What the exercise asks: Using the data below, copy every line that contains the word "description".

-------- Data excerpts --------

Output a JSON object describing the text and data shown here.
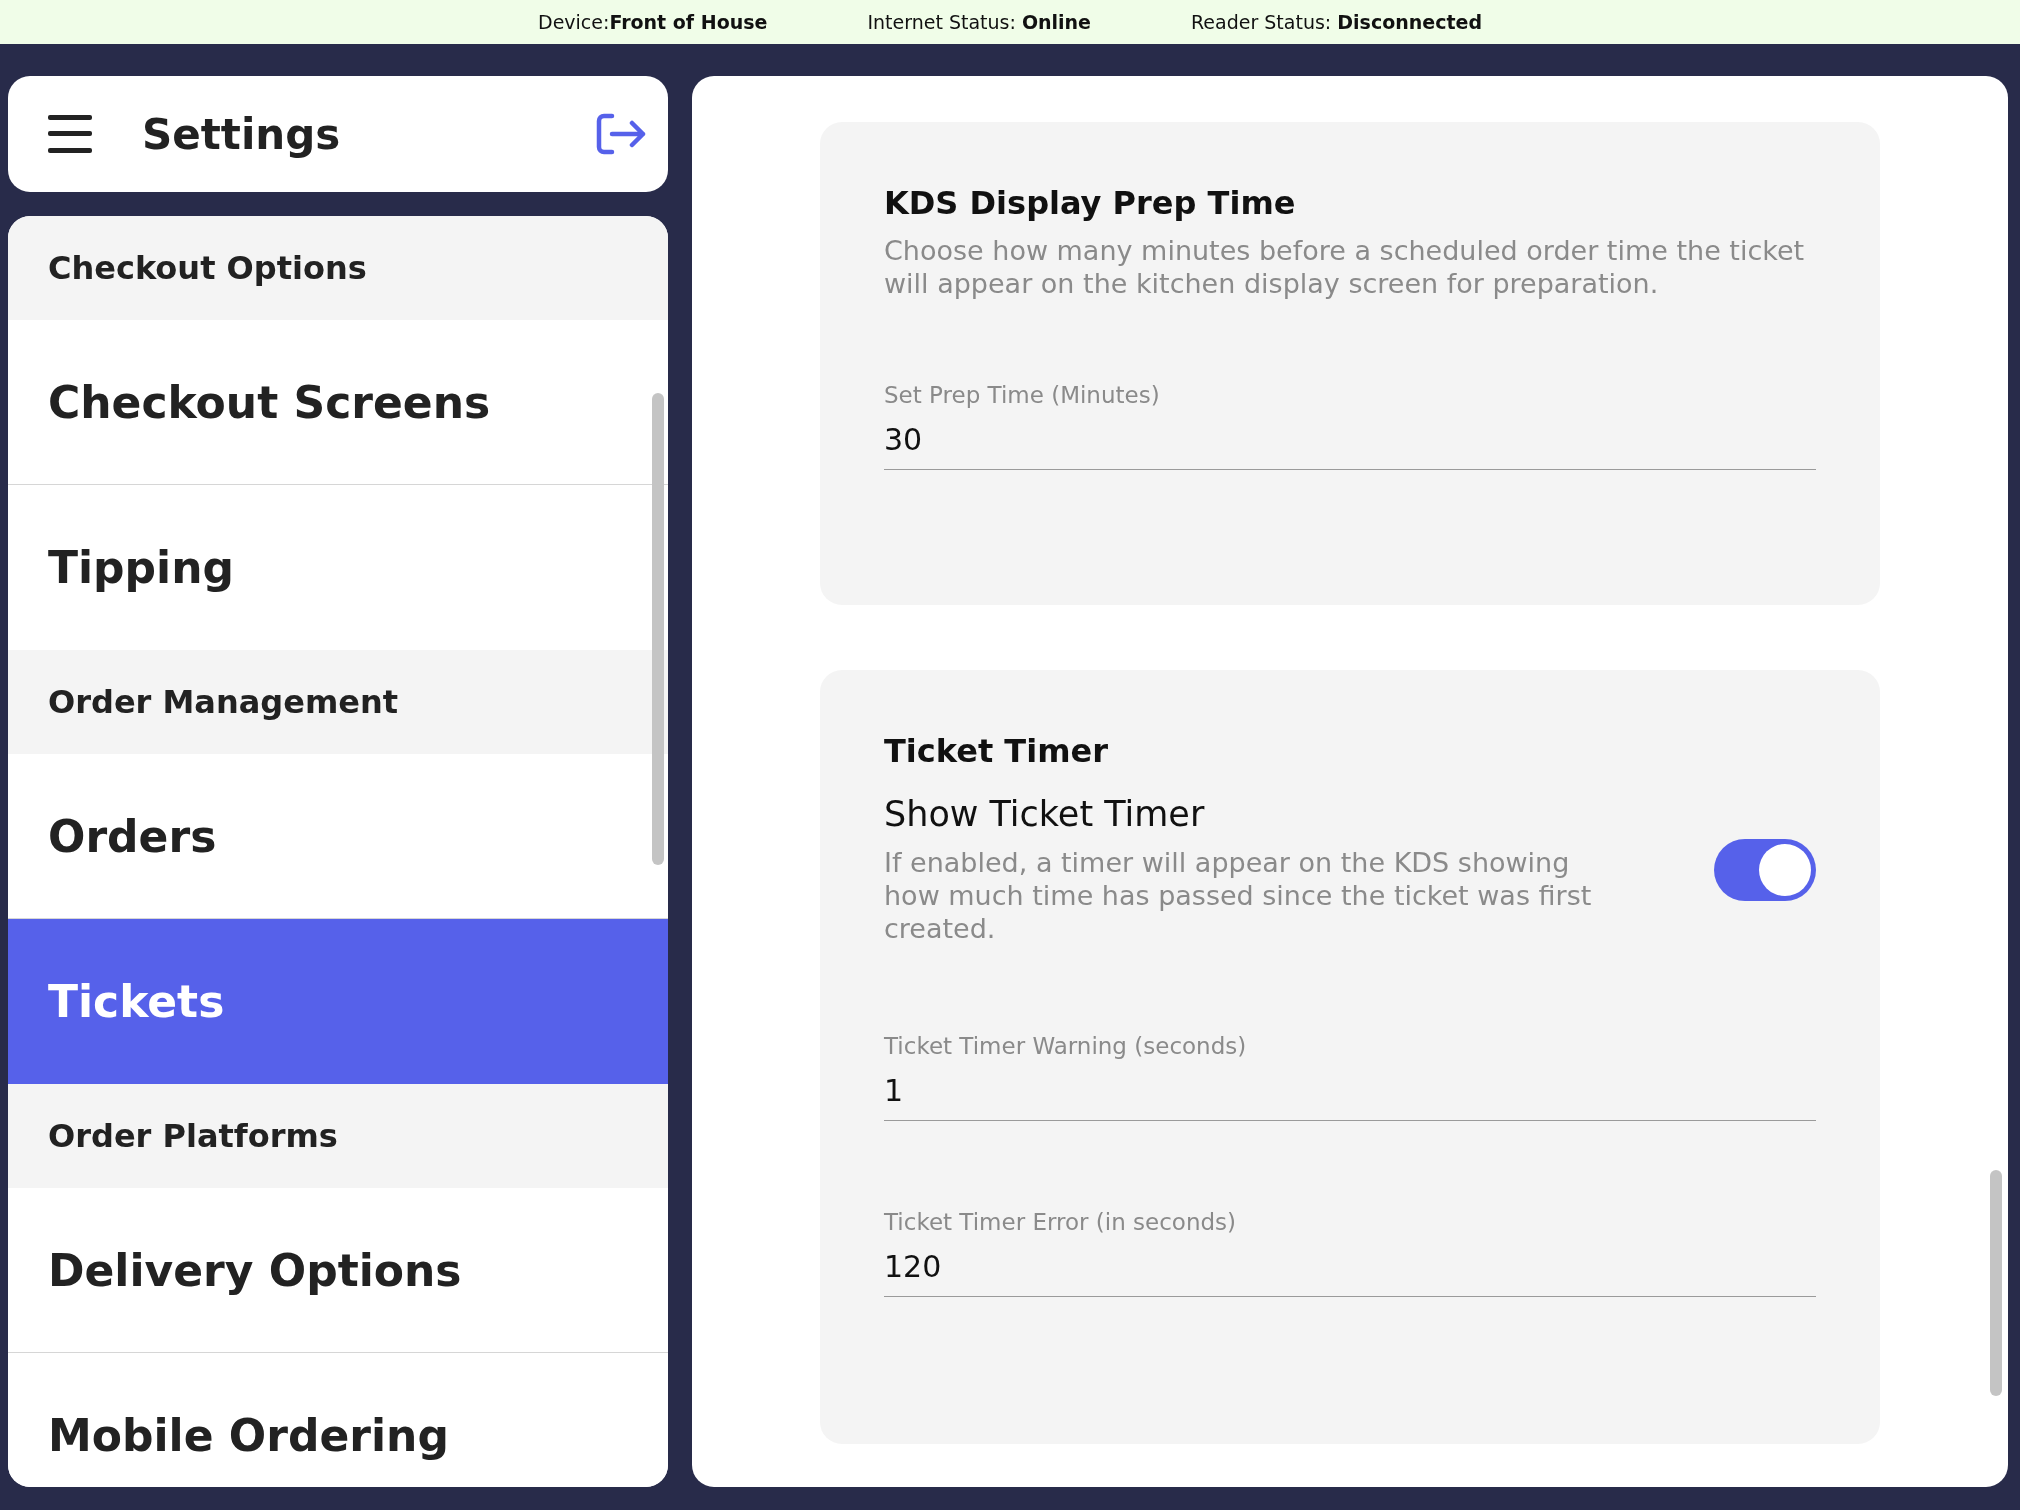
{
  "status_bar": [
    {
      "label": "Device:",
      "value": "Front of House"
    },
    {
      "label": "Internet Status: ",
      "value": "Online"
    },
    {
      "label": "Reader Status: ",
      "value": "Disconnected"
    }
  ],
  "header": {
    "title": "Settings"
  },
  "sidebar": {
    "sections": [
      {
        "title": "Checkout Options",
        "items": [
          {
            "label": "Checkout Screens",
            "selected": false
          },
          {
            "label": "Tipping",
            "selected": false
          }
        ]
      },
      {
        "title": "Order Management",
        "items": [
          {
            "label": "Orders",
            "selected": false
          },
          {
            "label": "Tickets",
            "selected": true
          }
        ]
      },
      {
        "title": "Order Platforms",
        "items": [
          {
            "label": "Delivery Options",
            "selected": false
          },
          {
            "label": "Mobile Ordering",
            "selected": false
          }
        ]
      }
    ]
  },
  "cards": [
    {
      "title": "KDS Display Prep Time",
      "description": "Choose how many minutes before a scheduled order time the ticket will appear on the kitchen display screen for preparation.",
      "rows": [
        {
          "kind": "field",
          "label": "Set Prep Time (Minutes)",
          "value": "30"
        }
      ]
    },
    {
      "title": "Ticket Timer",
      "rows": [
        {
          "kind": "toggle",
          "label": "Show Ticket Timer",
          "description": "If enabled, a timer will appear on the KDS showing how much time has passed since the ticket was first created.",
          "on": true
        },
        {
          "kind": "field",
          "label": "Ticket Timer Warning (seconds)",
          "value": "1"
        },
        {
          "kind": "field",
          "label": "Ticket Timer Error (in seconds)",
          "value": "120"
        }
      ]
    }
  ]
}
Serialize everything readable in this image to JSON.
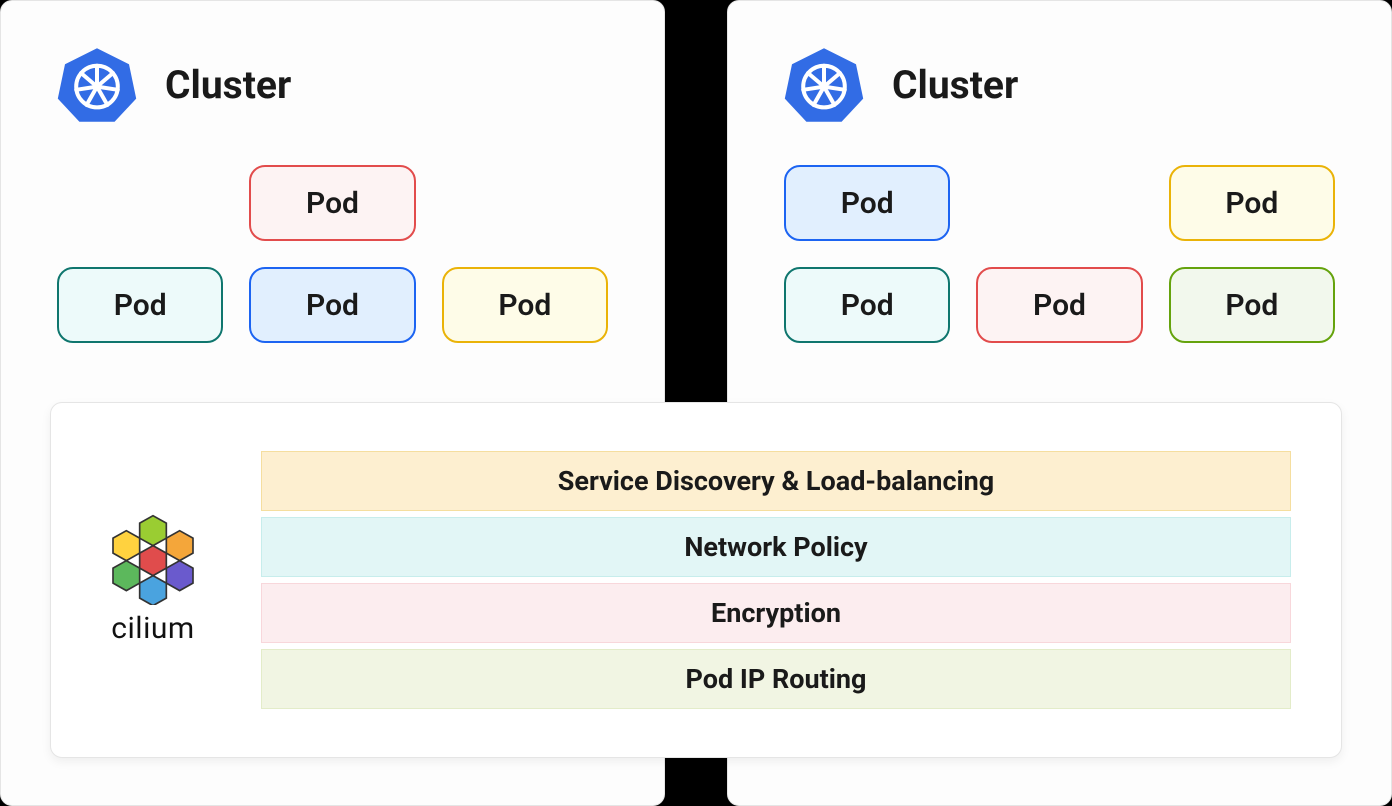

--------

Task output:
      "description": "Choose how many minutes before a scheduled order time the ticket will appear on the kitchen display screen for preparation.",
          "description": "If enabled, a timer will appear on the KDS showing how much time has passed since the ticket was first created.",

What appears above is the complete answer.